This morning there was a meme going round about how children who had survived the Grenfell fire disaster had been turned away from school by the headteacher. This was allegedly reported by the Daily Mail. It turns out, as far as I can tell, to be fake news and I can't find any trace of the story on the DM or other websites.
So what is that all about? In fact, there are some true stories of a pupil turning up the morning after the fire to sit a GCSE Chemistry exam. (It was a young women named Ines Alves, reported here: https://www.theguardian.com/uk-news/2017/jun/15/grenfell-tower-fire-teenage-survivor-exam
It's interesting that 'being turned away from school for not having uniform despite tragedy' is the kind of story that people would make up - and perhaps even more interesting that it is, in this current neoconservative climate, believable.
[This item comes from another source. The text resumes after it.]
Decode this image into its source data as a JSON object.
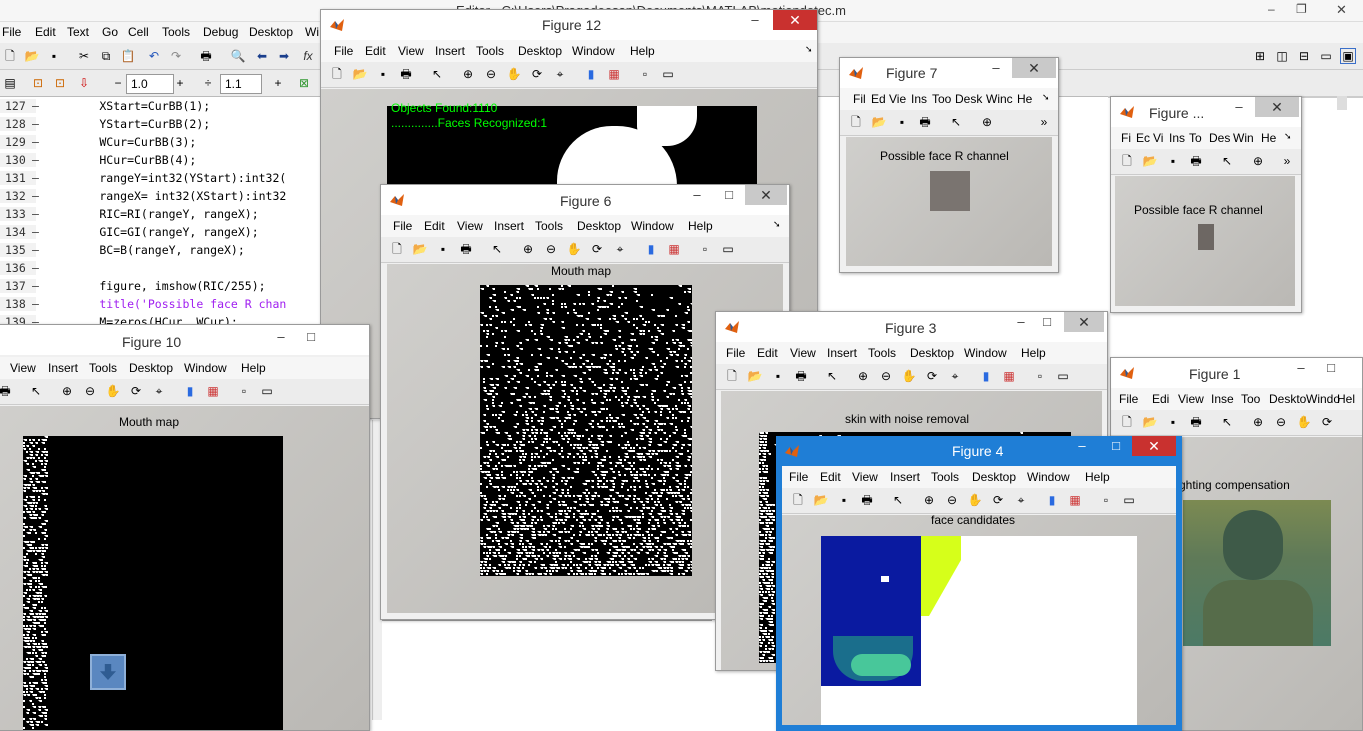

But of course the (probably fictional) headteacher and local authority were vilified on social media- which may be a measure of the current anti-establishment feeling which has been engendered by the Corbyn election campaign and post - election events (the Prime Minister's supposed 'unfeelingness' in not meeting fire victims, Andrea Leadsom's support of her, and so on). I'm not too sure what to make of all this, but certainly the 'Fake News' issue, which has been made so clear by Trump and his comments on the inauguration day crowd photographs, is one that needs to be held firmly in mind.
I was a psychology and social sciences teacher for many years and now I am in the throes of a teaching and research career in HE. I care passionately about education. This blog will show you why and how.